Areas of the brain associated with social and moral disgust are triggered when healthcare funding is split unequally, researchers from the UK and Australia have found.
The study , which is the first to use fMRI scans to examine what happens in the brain when people are tasked with making difficult decisions about healthcare spending, found that the anterior insula was activated when people felt an unfair choice had been proposed.
The anterior insula is involved in processing humans’ sense of physical disgust – like when we are exposed to foul smells or unpleasant images – but is also triggered when we feel a strong sense of moral outrage – for example, at the perceived breach of social or ethical norms.
The study, published in the Journal of Neuroscience, was carried out by neuroscientists, psychologists and economists from the University of Lincoln, the Open University, University of Oxford, and the Exeter Magnetic Resonance Research Centre in the UK, and Flinders University in Australia.
The researchers posed a series of hypothetical questions to 30 study participants, asking whether different scenarios for allocating millions of pounds in funding between different social groups were ‘fair’ or ‘unfair’. It included questions about spending on healthcare, superfast broadband and housing benefit. The social groups were defined by criteria including age, marital status and income.
Results from the experiment, reported in the Journal of Neuroscience Psychology and Economics, showed that brain processes involved in making decisions of fairness were significantly different for medical compared to non-medical scenarios. Participants were much more likely to perceive uneven distributions of healthcare funding as unfair.
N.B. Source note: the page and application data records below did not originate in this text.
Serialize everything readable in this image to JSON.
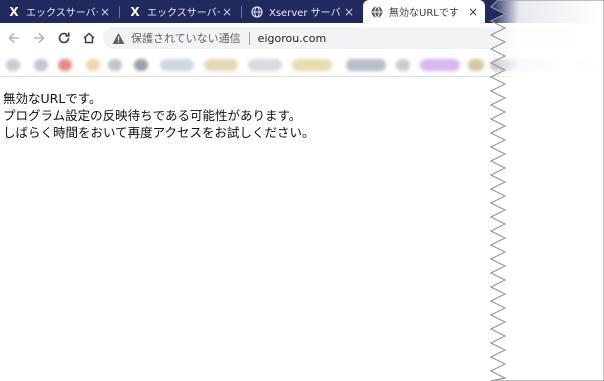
{
  "tabs": [
    {
      "title": "エックスサーバー｜",
      "favicon": "x-logo-icon",
      "close": "×"
    },
    {
      "title": "エックスサーバー契",
      "favicon": "x-logo-icon",
      "close": "×"
    },
    {
      "title": "Xserver サーバーパ",
      "favicon": "globe-icon",
      "close": "×"
    },
    {
      "title": "無効なURLです",
      "favicon": "globe-icon",
      "close": "×",
      "active": true
    }
  ],
  "toolbar": {
    "security_text": "保護されていない通信",
    "url": "eigorou.com"
  },
  "page": {
    "line1": "無効なURLです。",
    "line2": "プログラム設定の反映待ちである可能性があります。",
    "line3": "しばらく時間をおいて再度アクセスをお試しください。"
  },
  "colors": {
    "tabstrip": "#202a5e",
    "active_tab": "#ffffff",
    "omnibox": "#f1f3f4"
  }
}
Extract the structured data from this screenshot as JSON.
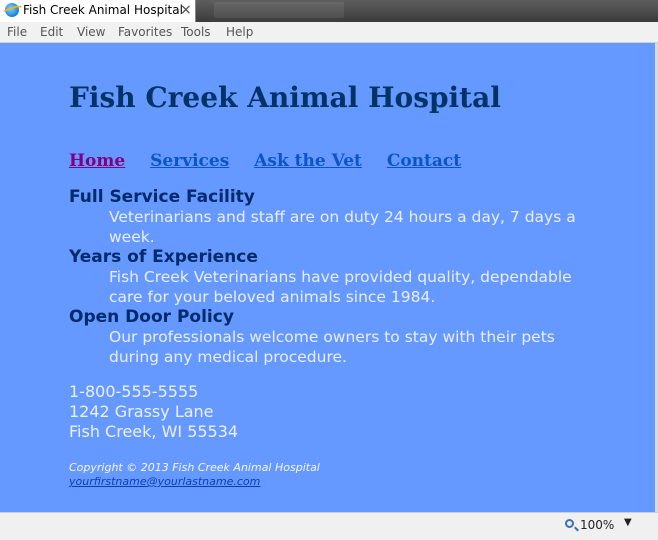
{
  "browser": {
    "tab_title": "Fish Creek Animal Hospital",
    "close_glyph": "×",
    "menu": [
      "File",
      "Edit",
      "View",
      "Favorites",
      "Tools",
      "Help"
    ],
    "zoom": "100%",
    "zoom_dropdown": "▼"
  },
  "site": {
    "title": "Fish Creek Animal Hospital",
    "nav": [
      "Home",
      "Services",
      "Ask the Vet",
      "Contact"
    ],
    "features": [
      {
        "title": "Full Service Facility",
        "desc": "Veterinarians and staff are on duty 24 hours a day, 7 days a week."
      },
      {
        "title": "Years of Experience",
        "desc": "Fish Creek Veterinarians have provided quality, dependable care for your beloved animals since 1984."
      },
      {
        "title": "Open Door Policy",
        "desc": "Our professionals welcome owners to stay with their pets during any medical procedure."
      }
    ],
    "contact": {
      "phone": "1-800-555-5555",
      "street": "1242 Grassy Lane",
      "city": "Fish Creek, WI 55534"
    },
    "footer": {
      "copyright": "Copyright © 2013 Fish Creek Animal Hospital",
      "email": "yourfirstname@yourlastname.com"
    }
  },
  "colors": {
    "page_background": "#6699ff",
    "heading": "#003366",
    "visited_link": "#800080",
    "link": "#0b55c8"
  }
}
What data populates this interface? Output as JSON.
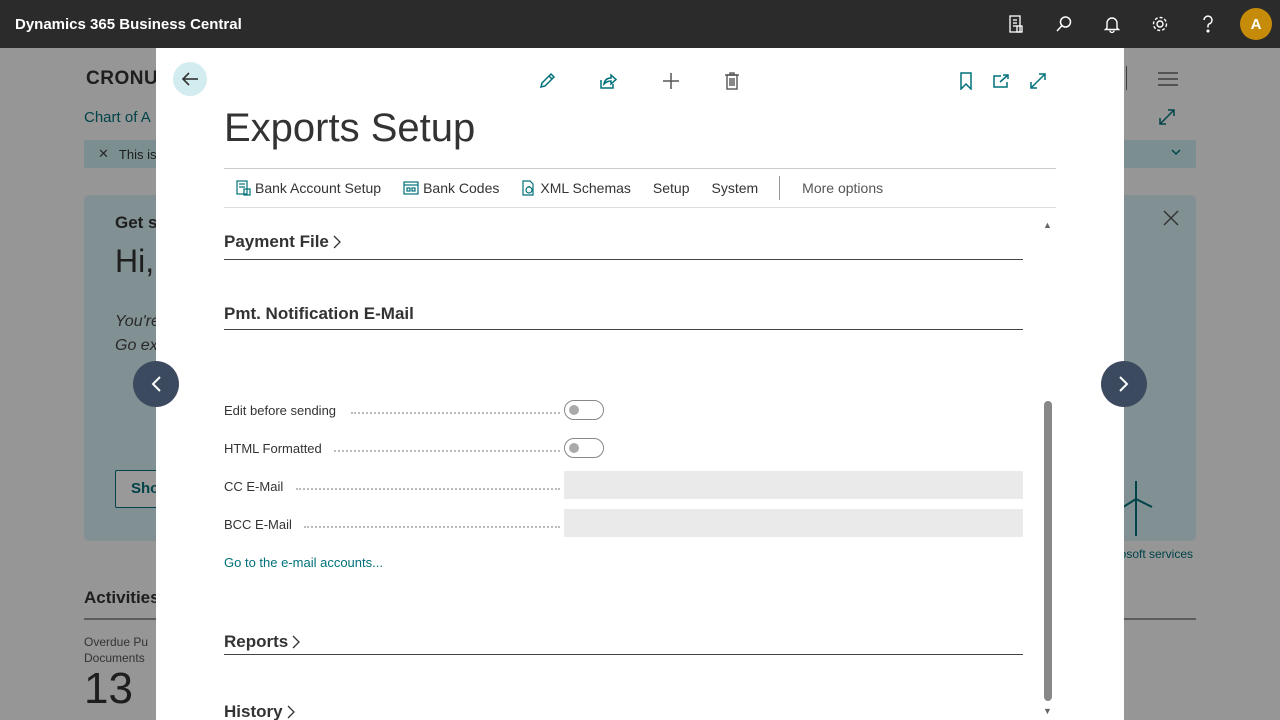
{
  "app": {
    "title": "Dynamics 365 Business Central",
    "avatar_initial": "A",
    "icons": [
      "document-icon",
      "search-icon",
      "bell-icon",
      "gear-icon",
      "help-icon"
    ]
  },
  "background": {
    "company_title": "CRONU",
    "breadcrumb_link": "Chart of A",
    "banner_text": "This is",
    "card_heading": "Get s",
    "card_greeting": "Hi,",
    "card_line1": "You're",
    "card_line2": "Go ex",
    "card_button": "Sho",
    "ms_services": "osoft services",
    "activities_heading": "Activities",
    "cue_label_1": "Overdue Pu",
    "cue_label_2": "Documents",
    "cue_value": "13"
  },
  "modal": {
    "title": "Exports Setup",
    "toolbar": {
      "edit": "edit-icon",
      "share": "share-icon",
      "new": "plus-icon",
      "delete": "delete-icon",
      "bookmark": "bookmark-icon",
      "open_new": "open-in-new-window-icon",
      "expand": "expand-icon"
    },
    "actions": [
      {
        "label": "Bank Account Setup"
      },
      {
        "label": "Bank Codes"
      },
      {
        "label": "XML Schemas"
      },
      {
        "label": "Setup"
      },
      {
        "label": "System"
      }
    ],
    "more_options": "More options",
    "sections": {
      "payment_file": "Payment File",
      "pmt_notification": "Pmt. Notification E-Mail",
      "reports": "Reports",
      "history": "History"
    },
    "fields": {
      "edit_before_sending": {
        "label": "Edit before sending",
        "value": false
      },
      "html_formatted": {
        "label": "HTML Formatted",
        "value": false
      },
      "cc_email": {
        "label": "CC E-Mail",
        "value": ""
      },
      "bcc_email": {
        "label": "BCC E-Mail",
        "value": ""
      }
    },
    "email_accounts_link": "Go to the e-mail accounts..."
  }
}
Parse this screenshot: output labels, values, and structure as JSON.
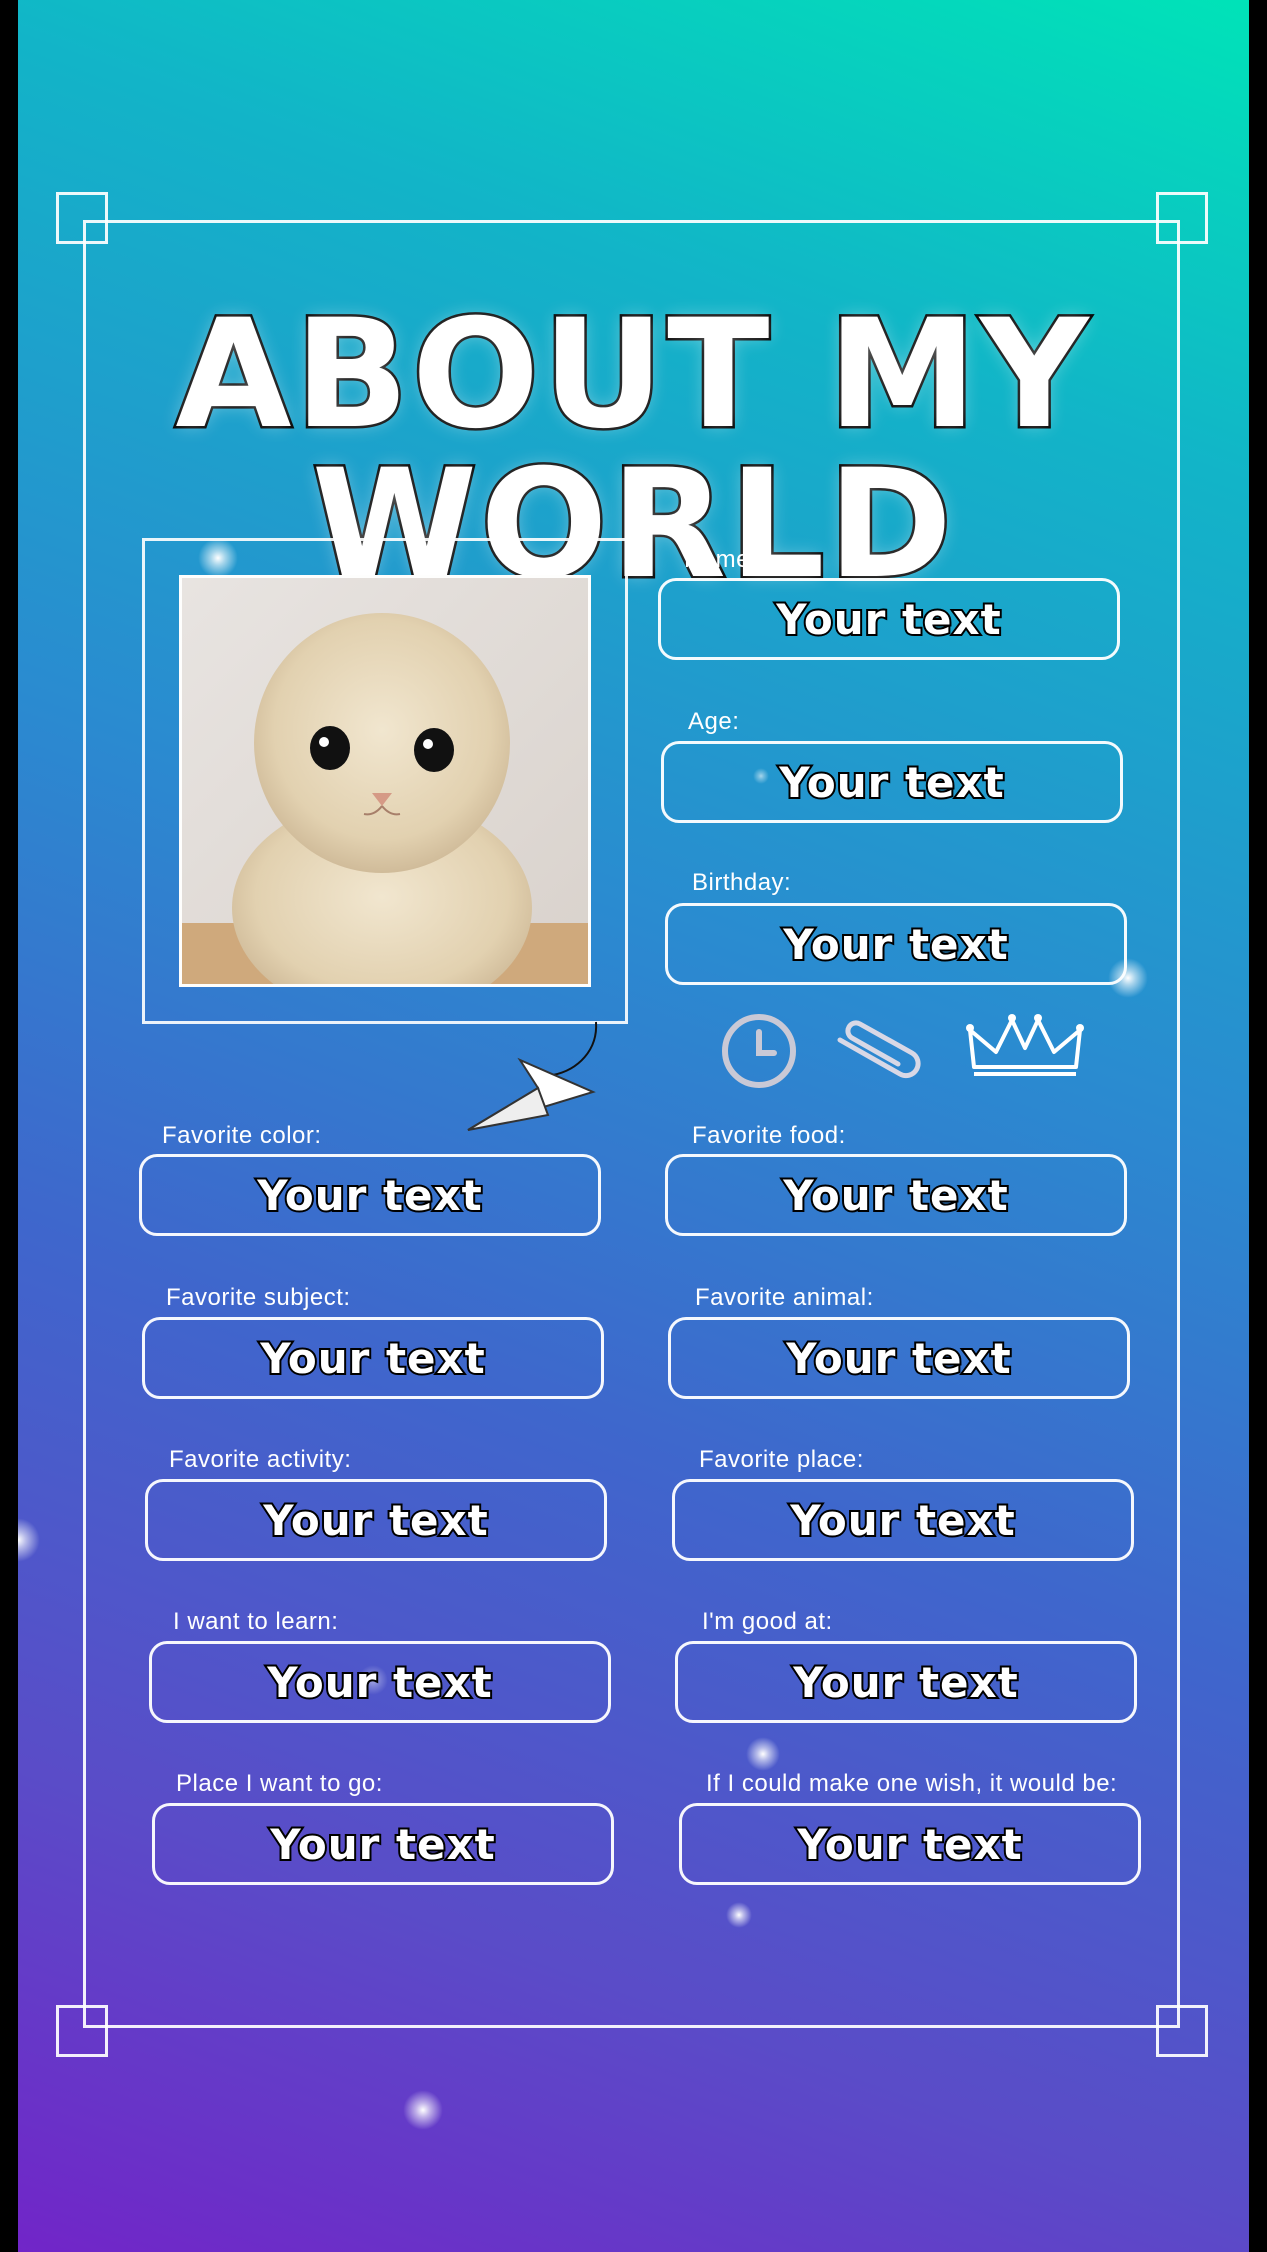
{
  "title": "ABOUT MY WORLD",
  "field_value": "Your text",
  "fields": {
    "name": {
      "label": "Name:",
      "value": "Your text"
    },
    "age": {
      "label": "Age:",
      "value": "Your text"
    },
    "birthday": {
      "label": "Birthday:",
      "value": "Your text"
    },
    "favorite_color": {
      "label": "Favorite color:",
      "value": "Your text"
    },
    "favorite_food": {
      "label": "Favorite food:",
      "value": "Your text"
    },
    "favorite_subject": {
      "label": "Favorite subject:",
      "value": "Your text"
    },
    "favorite_animal": {
      "label": "Favorite animal:",
      "value": "Your text"
    },
    "favorite_activity": {
      "label": "Favorite activity:",
      "value": "Your text"
    },
    "favorite_place": {
      "label": "Favorite place:",
      "value": "Your text"
    },
    "want_to_learn": {
      "label": "I want to learn:",
      "value": "Your text"
    },
    "good_at": {
      "label": "I'm good at:",
      "value": "Your text"
    },
    "place_to_go": {
      "label": "Place I want to go:",
      "value": "Your text"
    },
    "one_wish": {
      "label": "If I could make one wish, it would be:",
      "value": "Your text"
    }
  },
  "icons": [
    "clock-icon",
    "paperclip-icon",
    "crown-icon",
    "paper-plane-icon"
  ],
  "colors": {
    "gradient_top": "#00e3b8",
    "gradient_mid": "#2a8bd0",
    "gradient_bottom": "#7125c8",
    "outline": "#ffffff"
  }
}
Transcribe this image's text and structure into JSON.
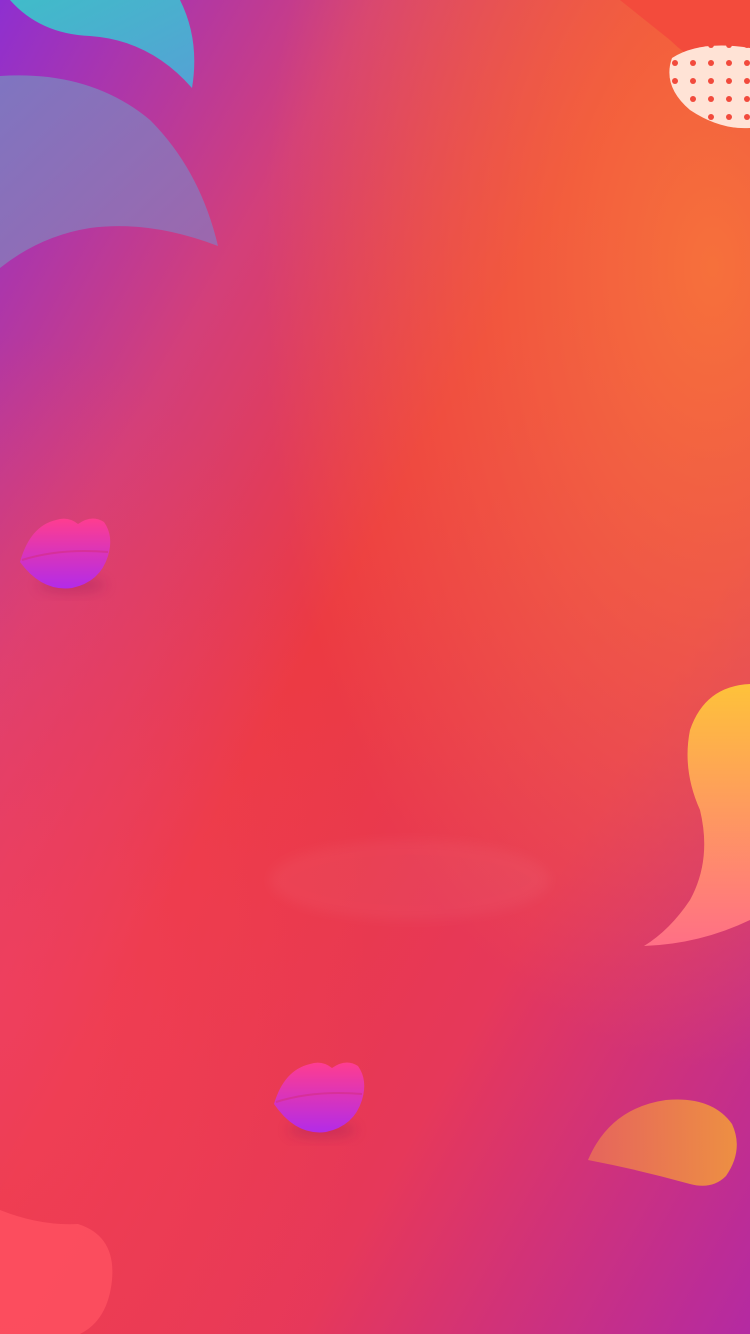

The study also showed that when participants did approve of unequal distributions of resources in any setting, they appeared to suppress their ‘disgust’ response to make rational, utilitarian choices. Brains scans showed activation of the inferior frontal cortex – an area of the brain associated with response inhibition – when participants were pre-briefed on the principle that resources might need to be distributed unequally to maximise the benefit. This suppression was much less prevalent in the medical scenarios.
Co-author Professor Timothy Hodgson, Head of the University of Lincoln’s School of Psychology, said: “Important healthcare decisions like funding allocations are often measured by a system called Quality Adjusted Life Years (QALY), which prioritises choices that deliver the maximum benefit to the greatest number of people.
“The problem is those decisions are often viewed negatively by members of the general public, who instead believe that everybody has a right to receive medical care and anything that violates this principle is unfair and immoral.
“Given enough information people may be more inclined to support healthcare decisions based on QALYs, but this requires cognitive effort to override a more emotion-based bias towards absolute equality and universal rights.”
The findings are consistent with the existing body of research in behavioural psychology which suggests decision-making involves complex interactions between two distinct systems of the brain: one rational and one emotional. They represent a preliminary first step for cognitive neuroscience into the field of health economics – an area of major socioeconomic importance.